> **Recorded information**:
[Start of Attachment]

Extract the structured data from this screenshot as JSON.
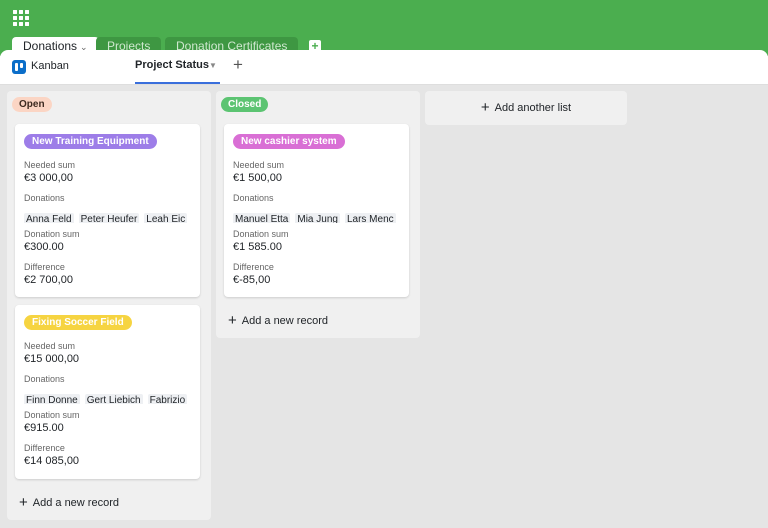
{
  "header": {
    "app_icon": "apps-grid-icon",
    "tabs": [
      {
        "label": "Donations"
      },
      {
        "label": "Projects"
      },
      {
        "label": "Donation Certificates"
      }
    ]
  },
  "viewbar": {
    "view_type_label": "Kanban",
    "current_view": "Project Status"
  },
  "board": {
    "add_record_label": "Add a new record",
    "add_list_label": "Add another list",
    "columns": [
      {
        "name": "Open",
        "color": "#fbd5c4",
        "cards": [
          {
            "title": "New Training Equipment",
            "title_color": "#9d7de8",
            "needed_label": "Needed sum",
            "needed": "€3 000,00",
            "donations_label": "Donations",
            "donations": [
              "Anna Feld",
              "Peter Heufer",
              "Leah Eic"
            ],
            "donation_sum_label": "Donation sum",
            "donation_sum": "€300.00",
            "difference_label": "Difference",
            "difference": "€2 700,00"
          },
          {
            "title": "Fixing Soccer Field",
            "title_color": "#f6d441",
            "needed_label": "Needed sum",
            "needed": "€15 000,00",
            "donations_label": "Donations",
            "donations": [
              "Finn Donne",
              "Gert Liebich",
              "Fabrizio"
            ],
            "donation_sum_label": "Donation sum",
            "donation_sum": "€915.00",
            "difference_label": "Difference",
            "difference": "€14 085,00"
          }
        ]
      },
      {
        "name": "Closed",
        "color": "#5cc472",
        "cards": [
          {
            "title": "New cashier system",
            "title_color": "#d96fd5",
            "needed_label": "Needed sum",
            "needed": "€1 500,00",
            "donations_label": "Donations",
            "donations": [
              "Manuel Etta",
              "Mia Jung",
              "Lars Menc"
            ],
            "donation_sum_label": "Donation sum",
            "donation_sum": "€1 585.00",
            "difference_label": "Difference",
            "difference": "€-85,00"
          }
        ]
      }
    ]
  }
}
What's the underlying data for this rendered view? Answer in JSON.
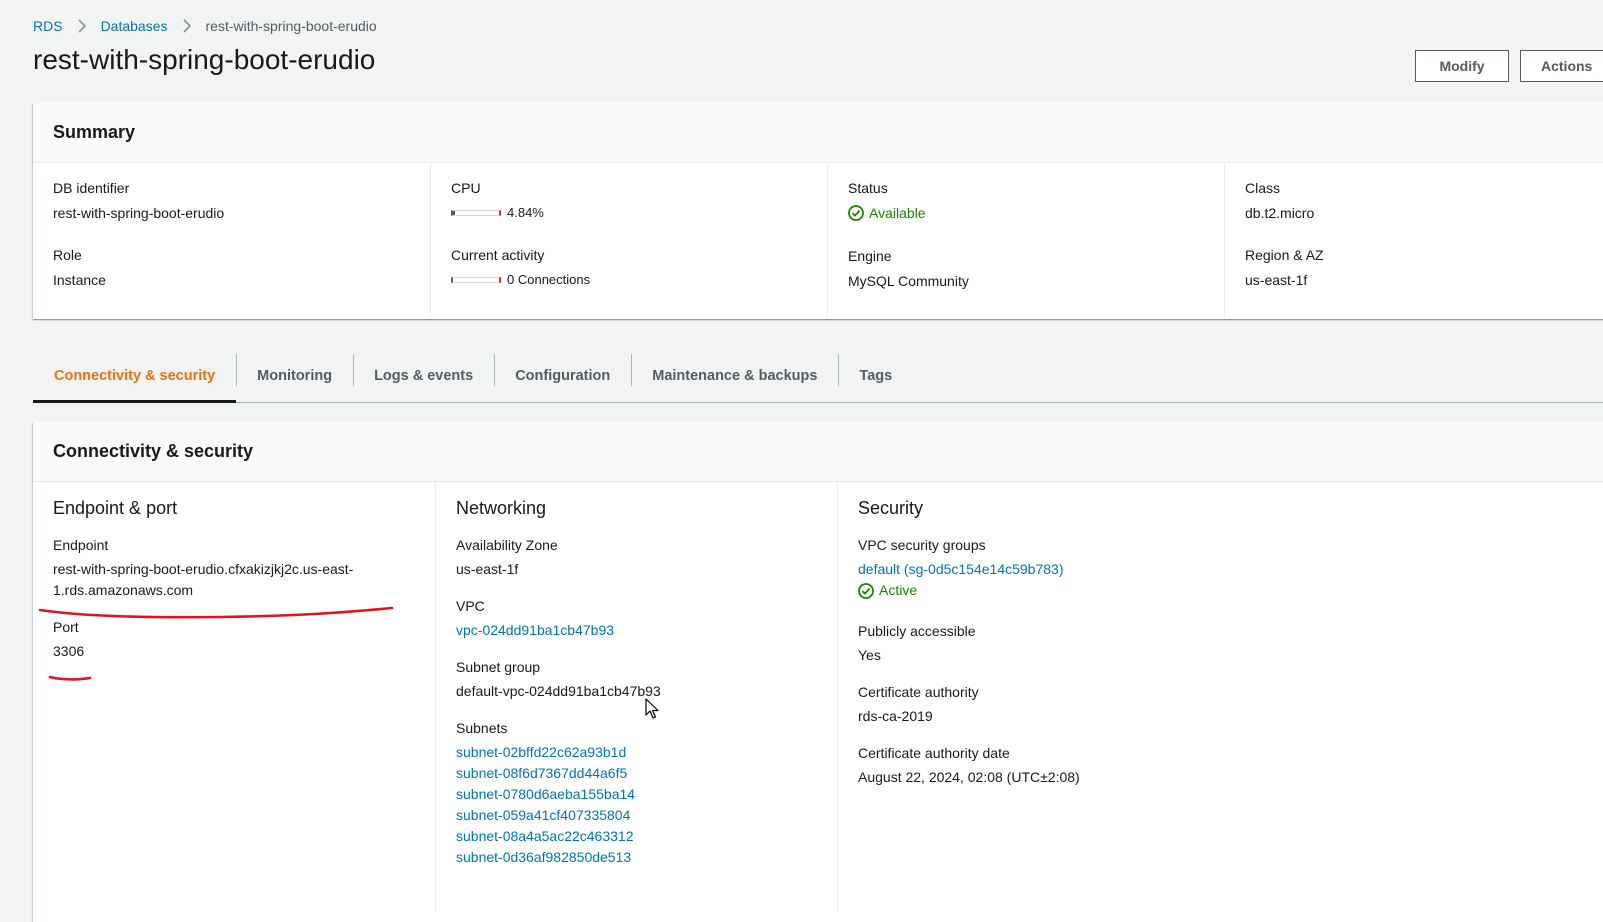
{
  "breadcrumb": {
    "root": "RDS",
    "parent": "Databases",
    "current": "rest-with-spring-boot-erudio"
  },
  "page": {
    "title": "rest-with-spring-boot-erudio"
  },
  "buttons": {
    "modify": "Modify",
    "actions": "Actions"
  },
  "summary": {
    "title": "Summary",
    "db_identifier_label": "DB identifier",
    "db_identifier": "rest-with-spring-boot-erudio",
    "role_label": "Role",
    "role": "Instance",
    "cpu_label": "CPU",
    "cpu_value": "4.84%",
    "cpu_fraction": 0.0484,
    "activity_label": "Current activity",
    "activity_value": "0 Connections",
    "activity_fraction": 0,
    "status_label": "Status",
    "status": "Available",
    "engine_label": "Engine",
    "engine": "MySQL Community",
    "class_label": "Class",
    "class": "db.t2.micro",
    "region_label": "Region & AZ",
    "region": "us-east-1f"
  },
  "tabs": [
    "Connectivity & security",
    "Monitoring",
    "Logs & events",
    "Configuration",
    "Maintenance & backups",
    "Tags"
  ],
  "connectivity": {
    "title": "Connectivity & security",
    "endpoint_section": {
      "heading": "Endpoint & port",
      "endpoint_label": "Endpoint",
      "endpoint_line1": "rest-with-spring-boot-erudio.cfxakizjkj2c.us-east-",
      "endpoint_line2": "1.rds.amazonaws.com",
      "port_label": "Port",
      "port": "3306"
    },
    "networking": {
      "heading": "Networking",
      "az_label": "Availability Zone",
      "az": "us-east-1f",
      "vpc_label": "VPC",
      "vpc": "vpc-024dd91ba1cb47b93",
      "subnet_group_label": "Subnet group",
      "subnet_group": "default-vpc-024dd91ba1cb47b93",
      "subnets_label": "Subnets",
      "subnets": [
        "subnet-02bffd22c62a93b1d",
        "subnet-08f6d7367dd44a6f5",
        "subnet-0780d6aeba155ba14",
        "subnet-059a41cf407335804",
        "subnet-08a4a5ac22c463312",
        "subnet-0d36af982850de513"
      ]
    },
    "security": {
      "heading": "Security",
      "sg_label": "VPC security groups",
      "sg": "default (sg-0d5c154e14c59b783)",
      "sg_status": "Active",
      "public_label": "Publicly accessible",
      "public": "Yes",
      "ca_label": "Certificate authority",
      "ca": "rds-ca-2019",
      "ca_date_label": "Certificate authority date",
      "ca_date": "August 22, 2024, 02:08 (UTC±2:08)"
    }
  },
  "colors": {
    "link": "#0073bb",
    "active_tab": "#ec7211",
    "success": "#1d8102",
    "annotation": "#e0141e"
  }
}
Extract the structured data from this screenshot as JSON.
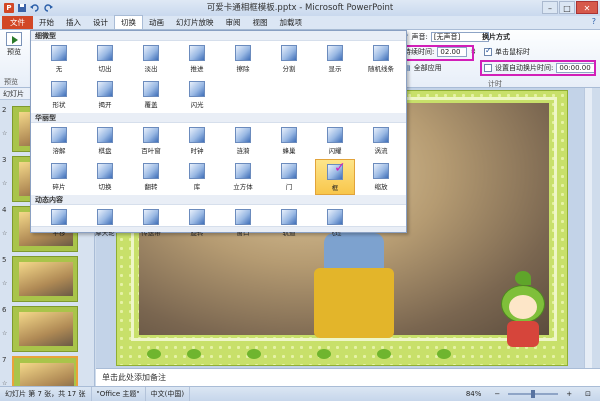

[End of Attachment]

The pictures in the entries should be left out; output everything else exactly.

Extract the structured data from this screenshot as JSON.
{
  "header": {
    "app_icon": "apps-grid-icon",
    "tabs": [
      {
        "label": "Donations"
      },
      {
        "label": "Projects"
      },
      {
        "label": "Donation Certificates"
      }
    ]
  },
  "viewbar": {
    "view_type_label": "Kanban",
    "current_view": "Project Status"
  },
  "board": {
    "add_record_label": "Add a new record",
    "add_list_label": "Add another list",
    "columns": [
      {
        "name": "Open",
        "color": "#fbd5c4",
        "cards": [
          {
            "title": "New Training Equipment",
            "title_color": "#9d7de8",
            "needed_label": "Needed sum",
            "needed": "€3 000,00",
            "donations_label": "Donations",
            "donations": [
              "Anna Feld",
              "Peter Heufer",
              "Leah Eic"
            ],
            "donation_sum_label": "Donation sum",
            "donation_sum": "€300.00",
            "difference_label": "Difference",
            "difference": "€2 700,00"
          },
          {
            "title": "Fixing Soccer Field",
            "title_color": "#f6d441",
            "needed_label": "Needed sum",
            "needed": "€15 000,00",
            "donations_label": "Donations",
            "donations": [
              "Finn Donne",
              "Gert Liebich",
              "Fabrizio"
            ],
            "donation_sum_label": "Donation sum",
            "donation_sum": "€915.00",
            "difference_label": "Difference",
            "difference": "€14 085,00"
          }
        ]
      },
      {
        "name": "Closed",
        "color": "#5cc472",
        "cards": [
          {
            "title": "New cashier system",
            "title_color": "#d96fd5",
            "needed_label": "Needed sum",
            "needed": "€1 500,00",
            "donations_label": "Donations",
            "donations": [
              "Manuel Etta",
              "Mia Jung",
              "Lars Menc"
            ],
            "donation_sum_label": "Donation sum",
            "donation_sum": "€1 585.00",
            "difference_label": "Difference",
            "difference": "€-85,00"
          }
        ]
      }
    ]
  }
}
What's the underlying data for this rendered view? Answer in JSON.
{
  "breadcrumb": {
    "root": "RDS",
    "parent": "Databases",
    "current": "rest-with-spring-boot-erudio"
  },
  "page": {
    "title": "rest-with-spring-boot-erudio"
  },
  "buttons": {
    "modify": "Modify",
    "actions": "Actions"
  },
  "summary": {
    "title": "Summary",
    "db_identifier_label": "DB identifier",
    "db_identifier": "rest-with-spring-boot-erudio",
    "role_label": "Role",
    "role": "Instance",
    "cpu_label": "CPU",
    "cpu_value": "4.84%",
    "cpu_fraction": 0.0484,
    "activity_label": "Current activity",
    "activity_value": "0 Connections",
    "activity_fraction": 0,
    "status_label": "Status",
    "status": "Available",
    "engine_label": "Engine",
    "engine": "MySQL Community",
    "class_label": "Class",
    "class": "db.t2.micro",
    "region_label": "Region & AZ",
    "region": "us-east-1f"
  },
  "tabs": [
    "Connectivity & security",
    "Monitoring",
    "Logs & events",
    "Configuration",
    "Maintenance & backups",
    "Tags"
  ],
  "connectivity": {
    "title": "Connectivity & security",
    "endpoint_section": {
      "heading": "Endpoint & port",
      "endpoint_label": "Endpoint",
      "endpoint_line1": "rest-with-spring-boot-erudio.cfxakizjkj2c.us-east-",
      "endpoint_line2": "1.rds.amazonaws.com",
      "port_label": "Port",
      "port": "3306"
    },
    "networking": {
      "heading": "Networking",
      "az_label": "Availability Zone",
      "az": "us-east-1f",
      "vpc_label": "VPC",
      "vpc": "vpc-024dd91ba1cb47b93",
      "subnet_group_label": "Subnet group",
      "subnet_group": "default-vpc-024dd91ba1cb47b93",
      "subnets_label": "Subnets",
      "subnets": [
        "subnet-02bffd22c62a93b1d",
        "subnet-08f6d7367dd44a6f5",
        "subnet-0780d6aeba155ba14",
        "subnet-059a41cf407335804",
        "subnet-08a4a5ac22c463312",
        "subnet-0d36af982850de513"
      ]
    },
    "security": {
      "heading": "Security",
      "sg_label": "VPC security groups",
      "sg": "default (sg-0d5c154e14c59b783)",
      "sg_status": "Active",
      "public_label": "Publicly accessible",
      "public": "Yes",
      "ca_label": "Certificate authority",
      "ca": "rds-ca-2019",
      "ca_date_label": "Certificate authority date",
      "ca_date": "August 22, 2024, 02:08 (UTC±2:08)"
    }
  },
  "colors": {
    "link": "#0073bb",
    "active_tab": "#ec7211",
    "success": "#1d8102",
    "annotation": "#e0141e"
  }
}
Extract the structured data from this screenshot as JSON.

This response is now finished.